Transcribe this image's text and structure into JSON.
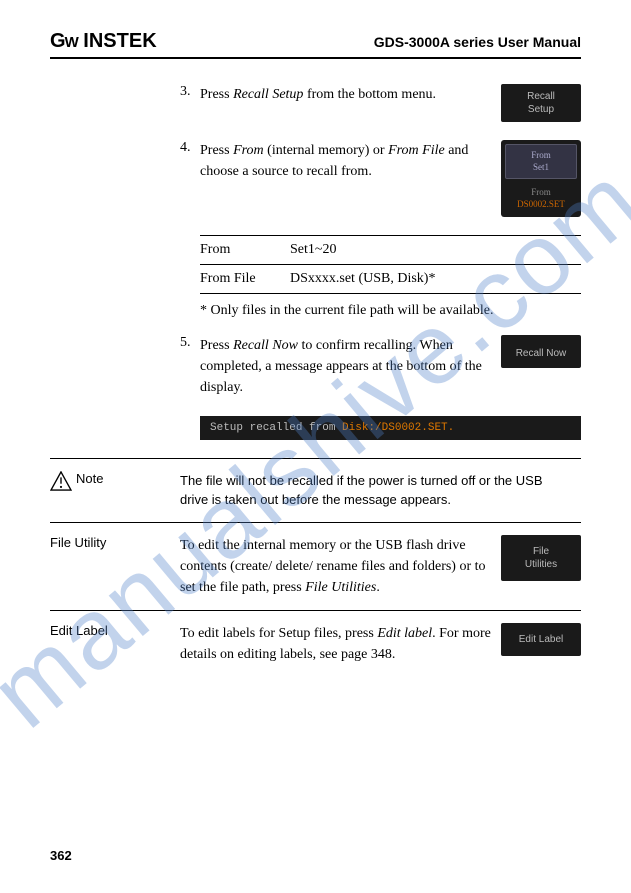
{
  "header": {
    "logo": "GW INSTEK",
    "title": "GDS-3000A series User Manual"
  },
  "steps": {
    "s3": {
      "num": "3.",
      "text_a": "Press ",
      "text_em": "Recall Setup",
      "text_b": " from the bottom menu.",
      "btn": "Recall\nSetup"
    },
    "s4": {
      "num": "4.",
      "text_a": "Press ",
      "text_em1": "From",
      "text_b": " (internal memory) or ",
      "text_em2": "From File",
      "text_c": " and choose a source to recall from.",
      "btn_top_l1": "From",
      "btn_top_l2": "Set1",
      "btn_bot_l1": "From",
      "btn_bot_l2": "DS0002.SET"
    },
    "table": {
      "r1_label": "From",
      "r1_val": "Set1~20",
      "r2_label": "From File",
      "r2_val": "DSxxxx.set (USB, Disk)*",
      "footnote": "* Only files in the current file path will be available."
    },
    "s5": {
      "num": "5.",
      "text_a": "Press ",
      "text_em": "Recall Now",
      "text_b": " to confirm recalling. When completed, a message appears at the bottom of the display.",
      "btn": "Recall Now",
      "status_a": "Setup recalled from ",
      "status_b": "Disk:/DS0002.SET."
    }
  },
  "sections": {
    "note": {
      "label": "Note",
      "text": "The file will not be recalled if the power is turned off or the USB drive is taken out before the message appears."
    },
    "file_utility": {
      "label": "File Utility",
      "text_a": "To edit the internal memory or the USB flash drive contents (create/ delete/ rename files and folders) or to set the file path, press ",
      "text_em": "File Utilities",
      "text_b": ".",
      "btn": "File\nUtilities"
    },
    "edit_label": {
      "label": "Edit Label",
      "text_a": "To edit labels for Setup files, press ",
      "text_em": "Edit label",
      "text_b": ". For more details on editing labels, see page 348.",
      "btn": "Edit Label"
    }
  },
  "page": "362",
  "watermark": "manualshive.com"
}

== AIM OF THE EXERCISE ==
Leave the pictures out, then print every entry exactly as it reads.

== TASK SOLUTION ==
Transcribe this image's text and structure into JSON.
{
  "header": {
    "logo": "GW INSTEK",
    "title": "GDS-3000A series User Manual"
  },
  "steps": {
    "s3": {
      "num": "3.",
      "text_a": "Press ",
      "text_em": "Recall Setup",
      "text_b": " from the bottom menu.",
      "btn": "Recall\nSetup"
    },
    "s4": {
      "num": "4.",
      "text_a": "Press ",
      "text_em1": "From",
      "text_b": " (internal memory) or ",
      "text_em2": "From File",
      "text_c": " and choose a source to recall from.",
      "btn_top_l1": "From",
      "btn_top_l2": "Set1",
      "btn_bot_l1": "From",
      "btn_bot_l2": "DS0002.SET"
    },
    "table": {
      "r1_label": "From",
      "r1_val": "Set1~20",
      "r2_label": "From File",
      "r2_val": "DSxxxx.set (USB, Disk)*",
      "footnote": "* Only files in the current file path will be available."
    },
    "s5": {
      "num": "5.",
      "text_a": "Press ",
      "text_em": "Recall Now",
      "text_b": " to confirm recalling. When completed, a message appears at the bottom of the display.",
      "btn": "Recall Now",
      "status_a": "Setup recalled from ",
      "status_b": "Disk:/DS0002.SET."
    }
  },
  "sections": {
    "note": {
      "label": "Note",
      "text": "The file will not be recalled if the power is turned off or the USB drive is taken out before the message appears."
    },
    "file_utility": {
      "label": "File Utility",
      "text_a": "To edit the internal memory or the USB flash drive contents (create/ delete/ rename files and folders) or to set the file path, press ",
      "text_em": "File Utilities",
      "text_b": ".",
      "btn": "File\nUtilities"
    },
    "edit_label": {
      "label": "Edit Label",
      "text_a": "To edit labels for Setup files, press ",
      "text_em": "Edit label",
      "text_b": ". For more details on editing labels, see page 348.",
      "btn": "Edit Label"
    }
  },
  "page": "362",
  "watermark": "manualshive.com"
}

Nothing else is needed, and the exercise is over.